  • A general will index for the Diocese of Lichfield, a scanned edition of P.W. Phillimore's publication by the British Record Society in 1892,Calendars of wills administrations in the Consistory court of the bishop of LichfieldThis single index consolidates most Staffordshire wills of the various probate court jurisdictions from 1514-1652 for the Diocese of Lichfield and to 1790 for Staffordshire smaller peculiar courts.
  • The Manor of Sedgley has online indexes listed below under the Court of the Peculiar of the Manor of Sedgley.

Printed Indexes

See the above online indexes available at Google.books which is copy of a printed will index for Staffordshire.

The Smethwick Local history Society has published the Probate inventories of Smethwick residents, 1647-1747 : in the Lichfield Joint Record Office.

Probate Calendars

Registered wills and original wills, administrations and inventories, 1494-1860, and, act books, 1532-1638 for Diocese of Lichfield Episcopal Consistory Court. [1] These are calendars.  They cover most of the county of Stafford.


Did you find a reference to a probate record?

  • If yes, go to Step 4 below.
  • If no, go to Step 2 below.

Step 2. Identify when and where your ancestor died

Determine when your ancestor died. If you aren't sure, use an approximate date. 

Determine where your ancestor died. It is easier to find a probate record if you know whether the place where your ancestor lived or died is a parish.
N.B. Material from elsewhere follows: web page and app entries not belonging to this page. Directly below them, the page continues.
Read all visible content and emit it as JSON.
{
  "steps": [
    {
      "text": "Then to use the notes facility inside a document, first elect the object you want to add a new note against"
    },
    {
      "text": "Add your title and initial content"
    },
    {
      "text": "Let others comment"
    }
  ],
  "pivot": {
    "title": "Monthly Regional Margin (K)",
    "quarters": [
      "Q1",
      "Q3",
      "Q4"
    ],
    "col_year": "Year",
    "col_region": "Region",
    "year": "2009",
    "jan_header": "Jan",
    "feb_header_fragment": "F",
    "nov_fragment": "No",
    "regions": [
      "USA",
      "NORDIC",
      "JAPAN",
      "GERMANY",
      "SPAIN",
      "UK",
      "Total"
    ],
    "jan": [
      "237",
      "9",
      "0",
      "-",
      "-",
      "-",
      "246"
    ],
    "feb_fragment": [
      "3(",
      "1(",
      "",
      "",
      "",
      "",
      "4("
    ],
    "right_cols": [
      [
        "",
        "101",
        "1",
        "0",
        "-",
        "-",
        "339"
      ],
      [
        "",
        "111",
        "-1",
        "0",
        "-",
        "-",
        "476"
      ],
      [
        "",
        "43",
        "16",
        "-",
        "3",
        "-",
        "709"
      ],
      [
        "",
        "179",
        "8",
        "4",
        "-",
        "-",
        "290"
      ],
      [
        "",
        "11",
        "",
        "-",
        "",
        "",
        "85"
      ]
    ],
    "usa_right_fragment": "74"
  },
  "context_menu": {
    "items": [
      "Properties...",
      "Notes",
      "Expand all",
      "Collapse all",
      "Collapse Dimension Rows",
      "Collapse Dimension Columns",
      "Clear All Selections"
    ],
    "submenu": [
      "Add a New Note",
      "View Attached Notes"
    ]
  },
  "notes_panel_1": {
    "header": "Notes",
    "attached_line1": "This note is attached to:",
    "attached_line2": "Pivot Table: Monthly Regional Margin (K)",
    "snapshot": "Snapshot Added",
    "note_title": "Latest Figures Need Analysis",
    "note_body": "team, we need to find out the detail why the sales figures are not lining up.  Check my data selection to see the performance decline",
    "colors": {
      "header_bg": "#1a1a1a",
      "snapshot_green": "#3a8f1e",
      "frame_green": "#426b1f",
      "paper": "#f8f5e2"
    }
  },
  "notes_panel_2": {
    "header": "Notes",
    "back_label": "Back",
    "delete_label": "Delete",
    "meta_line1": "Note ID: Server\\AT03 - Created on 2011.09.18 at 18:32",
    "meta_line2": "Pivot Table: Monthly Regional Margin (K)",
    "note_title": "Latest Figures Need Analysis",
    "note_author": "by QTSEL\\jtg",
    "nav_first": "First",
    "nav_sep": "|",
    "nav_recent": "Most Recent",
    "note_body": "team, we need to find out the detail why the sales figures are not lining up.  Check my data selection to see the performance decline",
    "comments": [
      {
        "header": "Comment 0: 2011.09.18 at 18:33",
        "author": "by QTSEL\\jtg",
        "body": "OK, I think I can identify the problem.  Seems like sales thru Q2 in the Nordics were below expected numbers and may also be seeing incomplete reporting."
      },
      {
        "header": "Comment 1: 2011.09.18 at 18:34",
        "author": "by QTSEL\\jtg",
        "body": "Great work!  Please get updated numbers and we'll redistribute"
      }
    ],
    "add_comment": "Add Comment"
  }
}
To learn whether it is a parish, look it up in a gazetteer (topographical dictionary). Here is a link to the 1872 Imperial Gazetteer of England and Wales online:   Vision of Britain

The gazetteer will either tell you:

  • A place is a parish, or if not--
  • What parish it is a part of, or
  • What place it is near.

If the latter, look that place up in the gazetteer and see if it is a parish.

Once you have identified the parish, go to Step 3.

Step 3. Identify court jurisdictions by parish

Once you have identified the parish where your ancestor lived or died, learn which courts had jurisdiction over it then search indexes for those courts. Every town and parish in Staffordshire fell under the probate jurisdiction of a primary court and several secondary courts. Click on a link below for the letter the parish begins with.

A   B   C-G H-L M-S T-Z


Step 4. Obtain a copy of the probate record

Once you have found an index reference to a probate, obtain a copy of the record. Do so by one of these methods:

  • Visit or contact the record office that has the original records in its collection.
  • Visit the Family History Library or a family history center and obtain a copy of the record on microfilm. For more information, click on a court name below.

Staffordshire Probate Courts

The following probate courts had some jurisdiction over the county of Staffordshire prior to 1858; note that most of Staffordshire was covered by its largest court jurisdiction, called--the Court of the Bishop of Lichfield and Coventry (Episcopal Consistory), but the county also had numerous concurrent smaller jurisdictions called "peculiars" courts as well (see the "Staffordshire Court Jurisdictions By Parish" section below to determine the correct court jurisdiction for the parish in which you may be searching for a will):


Some Explanatory Notes on the Courts in Staffordshire

Records and indexes for each court are also available in the collection of the Family History Library in Salt Lake City.  Search the Family History Library Catalog for the title of the court or the court as an author.